The game came with clue cards for them to guess which card is hiding. Each coin has a clue card with a few facts about it on it. I could see using this game as a one on one activity or even a small group activity.
Next up came one of my favorites. We spent a good hour playing this second game. This game came with two bags and a large bag of coins. The coins were split into the two bags and then we took turns blindly pulling one out to see who pulled out the highest value coin. We had so much fun playing this game that it drew the attention of my son who joined in. It started to get a little too wild about 5 games in. Competition was fierce.
It’s all about the quarters as they roared with laughter when one of them pulled out a quarter. I think that she will never forget what a quarter looks like or how much it’s worth now. It’s probably solidified in her brain.
The next activity we moved onto was learning about the bills. Again, the quality and look of the play money is on point. I don’t think I have ever seen play money look so realistic. It also came with real denominations like a 1, 5, 10, 20, 50, and 100 bill. These bills are front and back giving them a chance to look at what real money looks like. It came with a dry erase board and marker.
She had so much fun examining the bills and looking more closing at the higher valued bills that she hasn’t had as much experience with.
Another fun game that was included was one that also involved learning her name, consonants, and vowels. I love this activity. She spelled out her name and then she had to find out how much it was worth.

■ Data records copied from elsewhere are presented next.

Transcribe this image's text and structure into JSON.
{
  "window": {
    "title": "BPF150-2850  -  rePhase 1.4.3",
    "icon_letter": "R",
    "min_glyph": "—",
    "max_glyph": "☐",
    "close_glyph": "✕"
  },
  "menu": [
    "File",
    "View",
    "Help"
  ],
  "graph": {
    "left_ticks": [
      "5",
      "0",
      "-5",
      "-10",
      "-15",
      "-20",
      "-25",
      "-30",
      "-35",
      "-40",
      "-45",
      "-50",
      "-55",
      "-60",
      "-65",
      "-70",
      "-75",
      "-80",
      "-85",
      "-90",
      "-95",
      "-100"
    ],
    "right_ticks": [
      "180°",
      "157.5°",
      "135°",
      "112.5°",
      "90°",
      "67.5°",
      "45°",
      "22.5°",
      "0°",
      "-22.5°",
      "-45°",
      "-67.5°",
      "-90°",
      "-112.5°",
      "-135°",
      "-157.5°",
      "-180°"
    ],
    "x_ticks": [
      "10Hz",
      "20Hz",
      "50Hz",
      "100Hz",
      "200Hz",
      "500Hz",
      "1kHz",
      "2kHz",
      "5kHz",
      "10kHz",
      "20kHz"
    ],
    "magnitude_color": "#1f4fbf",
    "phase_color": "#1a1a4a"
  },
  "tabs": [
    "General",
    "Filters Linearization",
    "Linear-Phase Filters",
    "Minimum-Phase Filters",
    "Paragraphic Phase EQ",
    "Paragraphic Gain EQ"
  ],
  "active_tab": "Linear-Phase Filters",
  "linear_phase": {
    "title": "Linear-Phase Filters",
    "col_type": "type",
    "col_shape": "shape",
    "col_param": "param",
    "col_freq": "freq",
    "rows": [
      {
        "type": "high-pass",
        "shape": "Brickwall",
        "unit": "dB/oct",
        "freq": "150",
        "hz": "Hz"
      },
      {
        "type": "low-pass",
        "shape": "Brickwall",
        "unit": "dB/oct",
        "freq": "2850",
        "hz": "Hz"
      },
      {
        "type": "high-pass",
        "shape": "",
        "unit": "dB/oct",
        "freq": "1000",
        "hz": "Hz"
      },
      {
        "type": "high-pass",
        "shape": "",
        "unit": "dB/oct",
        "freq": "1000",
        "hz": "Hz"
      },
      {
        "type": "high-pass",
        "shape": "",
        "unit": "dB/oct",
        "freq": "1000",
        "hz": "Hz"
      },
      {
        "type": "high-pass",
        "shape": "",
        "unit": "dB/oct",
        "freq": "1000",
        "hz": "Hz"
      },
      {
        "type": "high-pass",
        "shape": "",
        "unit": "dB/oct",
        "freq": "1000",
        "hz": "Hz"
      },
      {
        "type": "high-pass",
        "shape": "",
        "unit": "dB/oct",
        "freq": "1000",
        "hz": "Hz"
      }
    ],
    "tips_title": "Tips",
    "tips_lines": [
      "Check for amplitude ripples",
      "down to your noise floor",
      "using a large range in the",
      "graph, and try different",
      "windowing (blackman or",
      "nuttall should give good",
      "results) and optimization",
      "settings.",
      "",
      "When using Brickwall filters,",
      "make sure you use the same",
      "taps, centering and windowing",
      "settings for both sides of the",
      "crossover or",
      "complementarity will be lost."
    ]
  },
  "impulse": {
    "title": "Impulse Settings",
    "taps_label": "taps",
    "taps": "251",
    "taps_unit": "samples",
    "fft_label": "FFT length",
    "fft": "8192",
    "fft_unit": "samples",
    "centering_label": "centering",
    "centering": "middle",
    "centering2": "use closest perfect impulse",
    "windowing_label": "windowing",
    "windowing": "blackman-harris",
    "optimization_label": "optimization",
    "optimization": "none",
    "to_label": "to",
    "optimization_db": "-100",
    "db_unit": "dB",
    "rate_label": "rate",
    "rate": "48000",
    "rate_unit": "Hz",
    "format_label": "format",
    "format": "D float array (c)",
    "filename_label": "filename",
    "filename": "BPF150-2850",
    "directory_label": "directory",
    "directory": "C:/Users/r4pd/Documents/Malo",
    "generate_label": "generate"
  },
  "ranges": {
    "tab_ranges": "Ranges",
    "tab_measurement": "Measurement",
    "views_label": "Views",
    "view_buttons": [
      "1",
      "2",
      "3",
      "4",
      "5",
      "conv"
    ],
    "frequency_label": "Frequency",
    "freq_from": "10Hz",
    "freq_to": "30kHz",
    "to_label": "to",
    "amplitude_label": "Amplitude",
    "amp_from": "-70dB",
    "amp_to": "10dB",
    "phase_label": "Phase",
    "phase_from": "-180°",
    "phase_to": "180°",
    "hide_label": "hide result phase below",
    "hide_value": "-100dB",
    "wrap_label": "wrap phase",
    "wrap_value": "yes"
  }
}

Vowels cost $5 and consonants cost $1. It came with enough play money to buy quite a few of each.
The second box was quickly opened next. It was about Wants and Needs. This is something kids have a hard time with because if they want something they count it as a need. I have been working with teaching her the difference between wanting fake finger nails and needing clothes, food, and other things that sustain life. This box also came with 3 quests.
The first quest we pulled out was the fun grocery store game. They get a certain amount of money and have to buy ingredients from their grocery list. If they have any extra money left over they can buy a treat. This is a great game to teach them about how far money can go and about buying what they need before what they want.
It came with 3 recipe cards for them to go shopping for and buy what they need to make the meals. It also came with money to use in the game. When they decide what meal they want to pretend to cook, they will take the list and go shopping. Then they can draw the meal on the plate in the end!
Another game included is The Happies. It’s a game that explores what makes them happy. We talked about all the different things that make each of us happy. We also talked about the differences in what makes her happy compared to what makes me happy as a grown up.
The last game included is a fun one on one way to explore wants vs needs during different ages. We started by reading a book about a little girl named Penelope at age 8. She talks about what she likes and doesn’t like. She then jumps into a time machine to she what her adult self would like and what has changed. It’s a great conversation started for talking about how priorities change as we get older.
We learned so many different things about money, priorities, and the value of a dollar during our “play” time. inherQuests really help reinforce financial concepts and will help her be more aware of what things cost in the future.